For Luna, digging into who Cassian was before Rogue One also meant reviving a great deal of backstory material that he generated for himself during the making of the original film, just to flesh out the character in his own mind. Now, he's able to apply it to the story of a guy who's robbed of any sense of home he thought he had.
“It’s the journey of a migrant, which to me is everything I come from,” Luna said. “That feeling of having to move is behind this story very profoundly, very strong. Not being able to be where you belong and how that shapes you as a person, how that defines you in many ways and what you are willing to do.”
That sense of constant movement will help define Andor's pre-Rebellion persona, which Gilroy noted is defined by anger more than any sense of duty or fighting for a cause.
“In the beginning of it all, he couldn’t give a s**t about any of that,” Gilroy said. “He’s a thief. He’s a ducker and a diver. He has a lot of anger about his childhood, and about the Empire, but he has no place to put it. He just doesn’t believe in anything at this point.”
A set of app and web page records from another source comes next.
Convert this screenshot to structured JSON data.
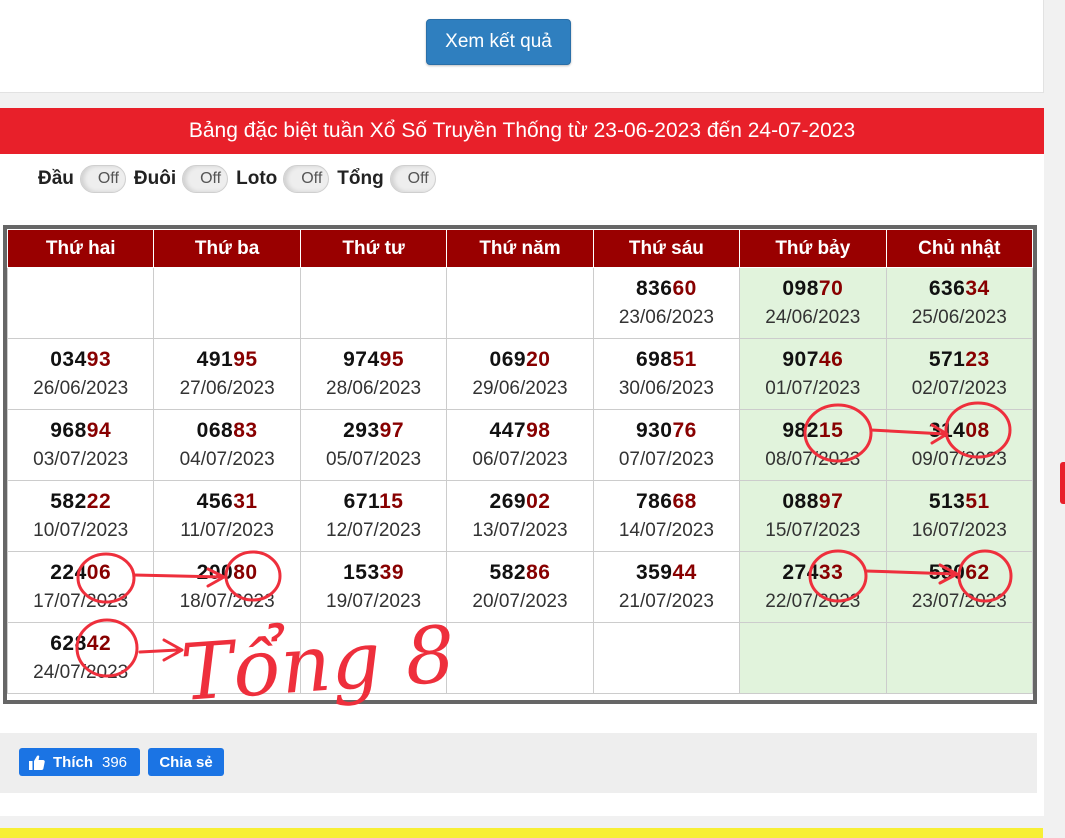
{
  "view_button": "Xem kết quả",
  "title": "Bảng đặc biệt tuần Xổ Số Truyền Thống từ 23-06-2023 đến 24-07-2023",
  "filters": [
    {
      "label": "Đầu",
      "state": "Off"
    },
    {
      "label": "Đuôi",
      "state": "Off"
    },
    {
      "label": "Loto",
      "state": "Off"
    },
    {
      "label": "Tổng",
      "state": "Off"
    }
  ],
  "headers": [
    "Thứ hai",
    "Thứ ba",
    "Thứ tư",
    "Thứ năm",
    "Thứ sáu",
    "Thứ bảy",
    "Chủ nhật"
  ],
  "weeks": [
    [
      {
        "head": "",
        "tail": "",
        "date": ""
      },
      {
        "head": "",
        "tail": "",
        "date": ""
      },
      {
        "head": "",
        "tail": "",
        "date": ""
      },
      {
        "head": "",
        "tail": "",
        "date": ""
      },
      {
        "head": "836",
        "tail": "60",
        "date": "23/06/2023"
      },
      {
        "head": "098",
        "tail": "70",
        "date": "24/06/2023"
      },
      {
        "head": "636",
        "tail": "34",
        "date": "25/06/2023"
      }
    ],
    [
      {
        "head": "034",
        "tail": "93",
        "date": "26/06/2023"
      },
      {
        "head": "491",
        "tail": "95",
        "date": "27/06/2023"
      },
      {
        "head": "974",
        "tail": "95",
        "date": "28/06/2023"
      },
      {
        "head": "069",
        "tail": "20",
        "date": "29/06/2023"
      },
      {
        "head": "698",
        "tail": "51",
        "date": "30/06/2023"
      },
      {
        "head": "907",
        "tail": "46",
        "date": "01/07/2023"
      },
      {
        "head": "571",
        "tail": "23",
        "date": "02/07/2023"
      }
    ],
    [
      {
        "head": "968",
        "tail": "94",
        "date": "03/07/2023"
      },
      {
        "head": "068",
        "tail": "83",
        "date": "04/07/2023"
      },
      {
        "head": "293",
        "tail": "97",
        "date": "05/07/2023"
      },
      {
        "head": "447",
        "tail": "98",
        "date": "06/07/2023"
      },
      {
        "head": "930",
        "tail": "76",
        "date": "07/07/2023"
      },
      {
        "head": "982",
        "tail": "15",
        "date": "08/07/2023"
      },
      {
        "head": "314",
        "tail": "08",
        "date": "09/07/2023"
      }
    ],
    [
      {
        "head": "582",
        "tail": "22",
        "date": "10/07/2023"
      },
      {
        "head": "456",
        "tail": "31",
        "date": "11/07/2023"
      },
      {
        "head": "671",
        "tail": "15",
        "date": "12/07/2023"
      },
      {
        "head": "269",
        "tail": "02",
        "date": "13/07/2023"
      },
      {
        "head": "786",
        "tail": "68",
        "date": "14/07/2023"
      },
      {
        "head": "088",
        "tail": "97",
        "date": "15/07/2023"
      },
      {
        "head": "513",
        "tail": "51",
        "date": "16/07/2023"
      }
    ],
    [
      {
        "head": "224",
        "tail": "06",
        "date": "17/07/2023"
      },
      {
        "head": "200",
        "tail": "80",
        "date": "18/07/2023"
      },
      {
        "head": "153",
        "tail": "39",
        "date": "19/07/2023"
      },
      {
        "head": "582",
        "tail": "86",
        "date": "20/07/2023"
      },
      {
        "head": "359",
        "tail": "44",
        "date": "21/07/2023"
      },
      {
        "head": "274",
        "tail": "33",
        "date": "22/07/2023"
      },
      {
        "head": "580",
        "tail": "62",
        "date": "23/07/2023"
      }
    ],
    [
      {
        "head": "628",
        "tail": "42",
        "date": "24/07/2023"
      },
      {
        "head": "",
        "tail": "",
        "date": ""
      },
      {
        "head": "",
        "tail": "",
        "date": ""
      },
      {
        "head": "",
        "tail": "",
        "date": ""
      },
      {
        "head": "",
        "tail": "",
        "date": ""
      },
      {
        "head": "",
        "tail": "",
        "date": ""
      },
      {
        "head": "",
        "tail": "",
        "date": ""
      }
    ]
  ],
  "share": {
    "like_label": "Thích",
    "like_count": "396",
    "share_label": "Chia sẻ"
  },
  "annotation": {
    "text": "Tổng 8",
    "color": "#ee2f3c"
  }
}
So, the story of Andor is the story of how a guy who cares only about survival comes to care about other things, but that's far from all the series will focus on. Gilroy teased that the first season will also re-introduce towering Rebel Alliance figure Mon Mothma, played once again by Rogue One's Genevieve O'Reilly, who will begin the series as a diplomat still on Coruscant, working to loosen the ever-tightening Imperial grip on the galaxy. Her story reportedly won't actually intersect much with Cassian's, at least not in the first season, but her presence remains important. While Cassian undertakes what Gilroy calls a "film noir situation" of self-preservation that will draw the attention of a Rebel recruiter, we'll also see how the larger Alliance begins to take shape. It's a story that seems pretty obvious, but according to the showrunner, it's anything but.
“There are certain events that happen in these five years that are important and need to be paid attention to. There are certain people, characters that are legacy characters, that the audience, the passionate audience, really feels that they have an understanding of and know,” Gilroy said. “In some cases, they’re right. And in some cases, what we’re saying is, ‘What you know, what you’ve been told, what’s on Wookieepedia, what you’ve been telling each other…is really all wrong.”
He continued, “It’s upside down, or it’s sideways, or it’s the opposite of what you thought was true. Or it’s way more interesting than you had ever thought. Or that’s a lie and there’s a reason for it. I would say that there’s some surprises in store.”
Andor arrives later this year on Disney+.
Looking for more sci-fi TV? Check out shows like Resident Alien, Brave New World, Project Blue Book, Eureka, Heroes, Intergalactic, and more streaming now on Peacock. Looking ahead, SYFY has new series The Ark in the works from original Stargate film writer/producer Dean Devlin, as well as Stargate SG-1 producer Jonathan Glassner.